Entries from a dataset of interfaces
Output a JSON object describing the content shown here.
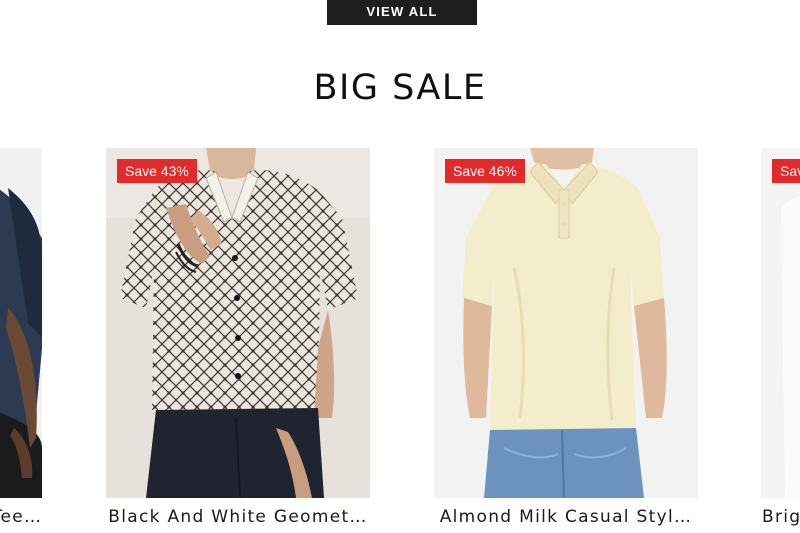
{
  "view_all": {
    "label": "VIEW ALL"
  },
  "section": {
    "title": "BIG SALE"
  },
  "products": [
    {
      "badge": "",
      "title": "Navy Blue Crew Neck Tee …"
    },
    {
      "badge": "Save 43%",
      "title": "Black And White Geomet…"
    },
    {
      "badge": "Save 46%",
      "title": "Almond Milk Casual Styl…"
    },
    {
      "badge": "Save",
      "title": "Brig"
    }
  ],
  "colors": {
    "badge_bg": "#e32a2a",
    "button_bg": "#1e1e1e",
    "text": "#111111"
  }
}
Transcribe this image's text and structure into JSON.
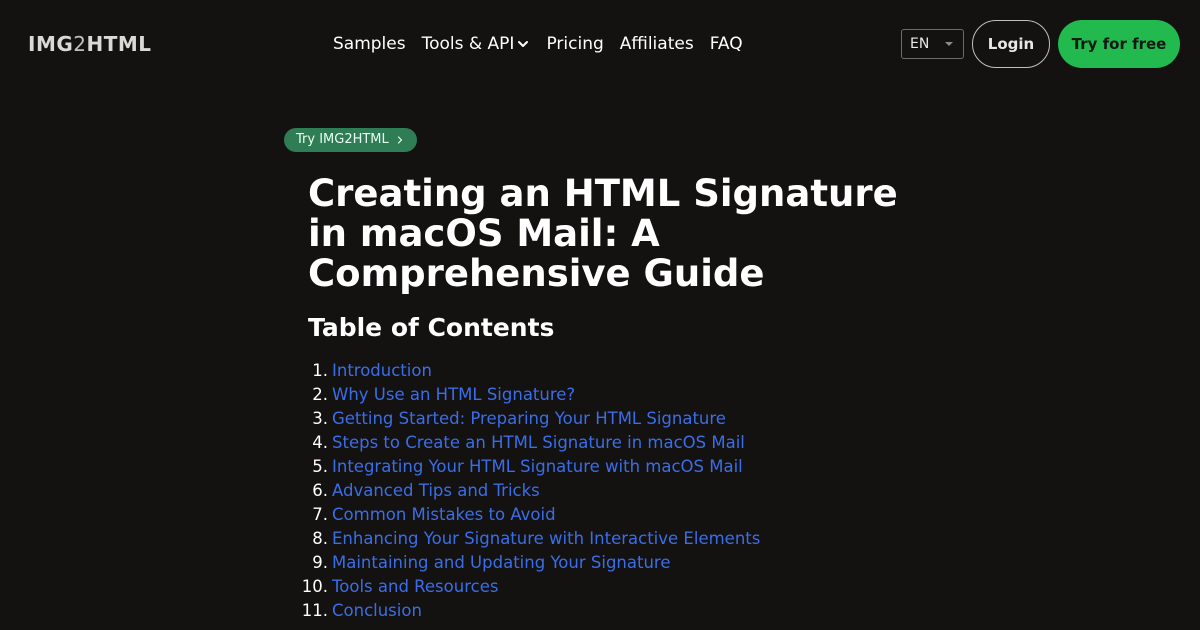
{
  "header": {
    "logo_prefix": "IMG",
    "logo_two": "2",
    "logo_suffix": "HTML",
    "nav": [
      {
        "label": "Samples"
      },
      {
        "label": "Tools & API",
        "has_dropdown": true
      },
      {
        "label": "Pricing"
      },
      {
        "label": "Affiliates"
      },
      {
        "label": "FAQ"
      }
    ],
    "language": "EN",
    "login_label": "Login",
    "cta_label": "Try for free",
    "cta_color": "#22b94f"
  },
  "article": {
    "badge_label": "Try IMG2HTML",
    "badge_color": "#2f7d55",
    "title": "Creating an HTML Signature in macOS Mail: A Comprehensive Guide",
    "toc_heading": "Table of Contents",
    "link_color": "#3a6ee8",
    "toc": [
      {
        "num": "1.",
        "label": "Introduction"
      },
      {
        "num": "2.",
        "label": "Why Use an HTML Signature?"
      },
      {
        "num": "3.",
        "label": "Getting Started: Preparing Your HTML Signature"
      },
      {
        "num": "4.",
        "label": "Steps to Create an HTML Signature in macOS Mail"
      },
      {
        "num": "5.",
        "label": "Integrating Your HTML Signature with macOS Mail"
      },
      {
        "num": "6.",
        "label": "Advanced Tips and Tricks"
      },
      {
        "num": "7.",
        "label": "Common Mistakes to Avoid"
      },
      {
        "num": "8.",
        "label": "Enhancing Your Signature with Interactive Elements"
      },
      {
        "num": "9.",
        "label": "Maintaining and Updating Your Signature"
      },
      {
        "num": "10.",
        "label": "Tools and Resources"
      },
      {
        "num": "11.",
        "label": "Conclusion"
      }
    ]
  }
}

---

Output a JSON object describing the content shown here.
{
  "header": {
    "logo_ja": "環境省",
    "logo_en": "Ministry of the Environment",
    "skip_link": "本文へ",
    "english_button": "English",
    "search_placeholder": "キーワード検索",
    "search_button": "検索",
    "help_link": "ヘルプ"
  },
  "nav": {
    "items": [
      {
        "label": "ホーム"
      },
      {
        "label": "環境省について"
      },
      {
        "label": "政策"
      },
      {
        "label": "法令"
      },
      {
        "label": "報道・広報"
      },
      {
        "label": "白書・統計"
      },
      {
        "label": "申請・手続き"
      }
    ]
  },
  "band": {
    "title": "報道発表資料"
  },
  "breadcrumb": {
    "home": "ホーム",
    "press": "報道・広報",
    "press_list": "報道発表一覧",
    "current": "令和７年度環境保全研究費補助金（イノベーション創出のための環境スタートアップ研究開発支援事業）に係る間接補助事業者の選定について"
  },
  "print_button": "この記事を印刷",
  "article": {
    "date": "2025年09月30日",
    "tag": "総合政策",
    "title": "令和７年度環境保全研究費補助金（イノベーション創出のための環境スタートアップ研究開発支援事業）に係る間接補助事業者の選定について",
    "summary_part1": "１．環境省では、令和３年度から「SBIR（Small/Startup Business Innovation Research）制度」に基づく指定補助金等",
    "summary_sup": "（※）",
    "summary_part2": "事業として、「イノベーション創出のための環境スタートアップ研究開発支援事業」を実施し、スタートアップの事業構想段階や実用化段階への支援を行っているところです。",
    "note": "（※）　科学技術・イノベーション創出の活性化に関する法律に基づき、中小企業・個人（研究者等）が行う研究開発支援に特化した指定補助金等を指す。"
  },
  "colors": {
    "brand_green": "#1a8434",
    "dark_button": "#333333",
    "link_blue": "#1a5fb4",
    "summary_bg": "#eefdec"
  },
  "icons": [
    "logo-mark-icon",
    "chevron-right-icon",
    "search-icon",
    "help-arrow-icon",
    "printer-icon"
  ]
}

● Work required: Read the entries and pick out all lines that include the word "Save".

● Solution to the problem:
      "badge": "Save 43%",
      "badge": "Save 46%",
      "badge": "Save",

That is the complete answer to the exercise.